• ACTIVITY: The expected answer is a copy of every line in the listing that has the word "kind".

• THE RECORDS:
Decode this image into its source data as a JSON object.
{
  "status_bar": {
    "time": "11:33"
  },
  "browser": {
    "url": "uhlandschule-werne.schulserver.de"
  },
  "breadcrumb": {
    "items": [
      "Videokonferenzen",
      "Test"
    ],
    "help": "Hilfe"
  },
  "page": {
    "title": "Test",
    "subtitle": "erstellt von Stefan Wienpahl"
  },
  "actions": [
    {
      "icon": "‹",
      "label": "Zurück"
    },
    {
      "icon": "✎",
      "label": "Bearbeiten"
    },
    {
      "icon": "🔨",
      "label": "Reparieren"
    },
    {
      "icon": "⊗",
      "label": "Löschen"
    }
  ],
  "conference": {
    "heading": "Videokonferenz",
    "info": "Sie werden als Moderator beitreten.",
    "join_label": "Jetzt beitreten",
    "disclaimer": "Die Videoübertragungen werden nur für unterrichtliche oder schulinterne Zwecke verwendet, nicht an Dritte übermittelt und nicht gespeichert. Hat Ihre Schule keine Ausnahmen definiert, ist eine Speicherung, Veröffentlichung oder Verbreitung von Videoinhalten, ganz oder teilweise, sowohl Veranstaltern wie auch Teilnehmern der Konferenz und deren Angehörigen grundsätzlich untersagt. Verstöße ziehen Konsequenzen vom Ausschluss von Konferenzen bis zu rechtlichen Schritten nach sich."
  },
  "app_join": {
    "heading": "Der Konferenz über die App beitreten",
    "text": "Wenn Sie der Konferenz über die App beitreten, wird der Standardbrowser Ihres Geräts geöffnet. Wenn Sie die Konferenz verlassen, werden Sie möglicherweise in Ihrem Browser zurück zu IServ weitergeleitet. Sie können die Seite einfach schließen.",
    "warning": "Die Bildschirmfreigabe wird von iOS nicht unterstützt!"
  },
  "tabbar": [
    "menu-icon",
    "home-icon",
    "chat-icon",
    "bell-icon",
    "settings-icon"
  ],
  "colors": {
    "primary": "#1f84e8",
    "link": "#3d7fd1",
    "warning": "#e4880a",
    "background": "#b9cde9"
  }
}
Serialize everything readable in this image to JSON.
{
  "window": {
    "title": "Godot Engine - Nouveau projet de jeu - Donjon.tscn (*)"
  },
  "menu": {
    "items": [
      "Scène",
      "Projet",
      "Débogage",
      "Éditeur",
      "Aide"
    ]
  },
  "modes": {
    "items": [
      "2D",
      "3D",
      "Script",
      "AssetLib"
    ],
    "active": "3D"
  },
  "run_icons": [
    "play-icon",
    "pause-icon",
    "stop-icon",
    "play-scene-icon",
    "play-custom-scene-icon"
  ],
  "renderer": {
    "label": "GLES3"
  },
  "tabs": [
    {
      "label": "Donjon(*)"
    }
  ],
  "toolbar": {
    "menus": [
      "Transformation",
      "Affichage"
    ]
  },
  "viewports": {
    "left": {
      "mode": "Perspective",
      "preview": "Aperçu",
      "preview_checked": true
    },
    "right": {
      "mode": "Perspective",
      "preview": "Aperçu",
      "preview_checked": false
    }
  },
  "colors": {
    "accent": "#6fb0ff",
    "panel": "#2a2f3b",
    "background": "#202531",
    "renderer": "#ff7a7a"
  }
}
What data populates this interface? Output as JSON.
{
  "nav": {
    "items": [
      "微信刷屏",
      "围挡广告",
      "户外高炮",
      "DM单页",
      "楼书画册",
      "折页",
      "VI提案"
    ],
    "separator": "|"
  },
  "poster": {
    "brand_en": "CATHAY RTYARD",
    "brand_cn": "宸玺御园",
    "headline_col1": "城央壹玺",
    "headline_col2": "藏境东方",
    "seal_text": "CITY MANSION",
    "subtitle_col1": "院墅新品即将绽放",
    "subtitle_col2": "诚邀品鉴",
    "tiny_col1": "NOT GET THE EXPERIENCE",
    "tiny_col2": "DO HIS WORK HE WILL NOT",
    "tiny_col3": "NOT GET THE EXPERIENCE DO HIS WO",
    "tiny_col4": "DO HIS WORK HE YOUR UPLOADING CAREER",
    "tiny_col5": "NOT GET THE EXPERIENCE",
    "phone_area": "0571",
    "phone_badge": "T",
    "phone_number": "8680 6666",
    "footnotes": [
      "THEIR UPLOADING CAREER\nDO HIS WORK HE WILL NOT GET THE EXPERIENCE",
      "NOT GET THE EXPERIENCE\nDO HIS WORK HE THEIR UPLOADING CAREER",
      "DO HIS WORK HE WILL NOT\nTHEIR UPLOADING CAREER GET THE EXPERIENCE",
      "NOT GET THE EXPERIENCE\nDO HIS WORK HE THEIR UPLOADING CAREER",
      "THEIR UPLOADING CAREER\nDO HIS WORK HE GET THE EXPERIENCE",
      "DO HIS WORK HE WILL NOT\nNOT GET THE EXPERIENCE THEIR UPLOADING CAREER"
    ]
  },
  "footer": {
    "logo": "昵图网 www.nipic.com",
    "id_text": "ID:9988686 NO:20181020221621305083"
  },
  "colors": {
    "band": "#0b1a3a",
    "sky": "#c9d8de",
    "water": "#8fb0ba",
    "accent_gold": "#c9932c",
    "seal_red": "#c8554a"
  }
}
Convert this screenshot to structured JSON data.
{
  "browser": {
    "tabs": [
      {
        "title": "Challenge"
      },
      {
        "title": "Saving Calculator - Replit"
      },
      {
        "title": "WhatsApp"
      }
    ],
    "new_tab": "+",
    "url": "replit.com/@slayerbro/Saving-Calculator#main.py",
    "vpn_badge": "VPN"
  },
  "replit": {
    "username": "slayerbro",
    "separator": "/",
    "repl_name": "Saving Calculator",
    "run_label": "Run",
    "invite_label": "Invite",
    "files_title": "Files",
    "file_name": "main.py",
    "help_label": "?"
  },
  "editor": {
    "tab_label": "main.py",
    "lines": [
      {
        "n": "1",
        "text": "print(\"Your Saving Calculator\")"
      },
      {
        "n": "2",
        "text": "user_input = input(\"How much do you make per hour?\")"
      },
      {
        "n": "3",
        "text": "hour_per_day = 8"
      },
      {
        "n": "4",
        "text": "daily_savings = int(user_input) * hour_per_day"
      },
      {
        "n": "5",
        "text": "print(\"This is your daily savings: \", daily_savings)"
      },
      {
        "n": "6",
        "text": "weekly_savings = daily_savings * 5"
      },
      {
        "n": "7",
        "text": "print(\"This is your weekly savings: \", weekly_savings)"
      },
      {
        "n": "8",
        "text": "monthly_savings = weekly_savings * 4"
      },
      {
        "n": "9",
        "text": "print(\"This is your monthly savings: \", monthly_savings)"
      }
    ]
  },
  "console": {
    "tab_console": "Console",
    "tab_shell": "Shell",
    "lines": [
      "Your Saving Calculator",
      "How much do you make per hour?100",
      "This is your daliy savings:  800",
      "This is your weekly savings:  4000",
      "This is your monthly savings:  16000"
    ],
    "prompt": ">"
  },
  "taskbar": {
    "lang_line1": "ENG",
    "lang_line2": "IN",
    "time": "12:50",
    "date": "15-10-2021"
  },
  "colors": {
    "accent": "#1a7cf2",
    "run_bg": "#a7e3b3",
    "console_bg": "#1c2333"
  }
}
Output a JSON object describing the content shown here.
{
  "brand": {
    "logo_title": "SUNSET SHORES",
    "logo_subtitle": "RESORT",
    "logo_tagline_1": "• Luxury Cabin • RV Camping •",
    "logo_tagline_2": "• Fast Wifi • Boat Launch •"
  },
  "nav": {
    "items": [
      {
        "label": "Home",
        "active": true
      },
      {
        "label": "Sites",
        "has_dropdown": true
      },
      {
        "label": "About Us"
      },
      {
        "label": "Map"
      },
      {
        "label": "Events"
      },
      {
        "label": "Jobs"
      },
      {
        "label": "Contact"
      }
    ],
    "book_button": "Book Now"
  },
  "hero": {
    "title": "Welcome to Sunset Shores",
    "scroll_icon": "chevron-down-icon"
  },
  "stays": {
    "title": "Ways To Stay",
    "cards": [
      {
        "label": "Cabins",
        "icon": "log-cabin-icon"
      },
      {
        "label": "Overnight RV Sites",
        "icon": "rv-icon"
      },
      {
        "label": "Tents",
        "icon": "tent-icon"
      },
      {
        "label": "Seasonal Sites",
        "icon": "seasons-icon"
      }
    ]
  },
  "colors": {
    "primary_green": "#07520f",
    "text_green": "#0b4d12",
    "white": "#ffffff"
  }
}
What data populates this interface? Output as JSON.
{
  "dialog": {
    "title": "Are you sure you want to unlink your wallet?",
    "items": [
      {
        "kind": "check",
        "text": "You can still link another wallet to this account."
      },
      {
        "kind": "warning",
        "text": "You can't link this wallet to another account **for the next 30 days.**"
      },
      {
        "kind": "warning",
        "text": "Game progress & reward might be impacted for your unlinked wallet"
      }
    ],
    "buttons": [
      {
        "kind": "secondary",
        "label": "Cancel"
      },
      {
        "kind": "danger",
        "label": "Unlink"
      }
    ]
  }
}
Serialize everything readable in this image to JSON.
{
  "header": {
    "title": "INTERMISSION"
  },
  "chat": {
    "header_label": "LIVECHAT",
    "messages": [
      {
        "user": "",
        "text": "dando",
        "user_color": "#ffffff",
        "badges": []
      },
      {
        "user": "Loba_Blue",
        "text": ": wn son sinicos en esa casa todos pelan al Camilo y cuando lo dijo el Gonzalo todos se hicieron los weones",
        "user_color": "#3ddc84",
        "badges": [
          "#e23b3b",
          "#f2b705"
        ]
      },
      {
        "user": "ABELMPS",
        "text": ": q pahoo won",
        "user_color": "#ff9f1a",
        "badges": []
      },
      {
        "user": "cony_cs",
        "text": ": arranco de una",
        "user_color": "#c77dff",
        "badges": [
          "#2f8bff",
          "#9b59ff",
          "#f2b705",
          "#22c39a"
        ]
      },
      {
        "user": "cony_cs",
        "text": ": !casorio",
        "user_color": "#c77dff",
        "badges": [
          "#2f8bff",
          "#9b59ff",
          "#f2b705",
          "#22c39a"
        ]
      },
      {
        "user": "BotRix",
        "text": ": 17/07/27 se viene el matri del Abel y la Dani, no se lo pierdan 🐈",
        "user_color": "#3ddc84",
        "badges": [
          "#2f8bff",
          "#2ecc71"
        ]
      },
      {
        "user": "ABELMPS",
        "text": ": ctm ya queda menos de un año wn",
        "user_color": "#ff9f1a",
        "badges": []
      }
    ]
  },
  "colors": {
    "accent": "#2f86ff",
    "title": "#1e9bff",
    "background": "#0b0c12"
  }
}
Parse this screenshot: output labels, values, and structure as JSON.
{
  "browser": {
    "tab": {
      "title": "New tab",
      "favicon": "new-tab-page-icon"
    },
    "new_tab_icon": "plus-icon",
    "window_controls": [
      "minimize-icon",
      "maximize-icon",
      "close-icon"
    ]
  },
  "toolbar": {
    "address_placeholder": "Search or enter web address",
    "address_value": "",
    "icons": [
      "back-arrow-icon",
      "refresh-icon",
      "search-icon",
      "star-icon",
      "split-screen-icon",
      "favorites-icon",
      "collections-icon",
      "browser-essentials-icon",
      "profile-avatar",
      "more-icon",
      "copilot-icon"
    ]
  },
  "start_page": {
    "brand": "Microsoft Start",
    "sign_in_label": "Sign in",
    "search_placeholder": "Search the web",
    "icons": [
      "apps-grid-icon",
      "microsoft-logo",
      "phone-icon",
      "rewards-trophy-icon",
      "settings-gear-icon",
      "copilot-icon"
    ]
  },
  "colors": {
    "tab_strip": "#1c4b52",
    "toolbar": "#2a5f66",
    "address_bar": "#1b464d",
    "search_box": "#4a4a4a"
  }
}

• EXERCISE OUTPUT:
        "kind": "check",
        "kind": "warning",
        "kind": "warning",
        "kind": "secondary",
        "kind": "danger",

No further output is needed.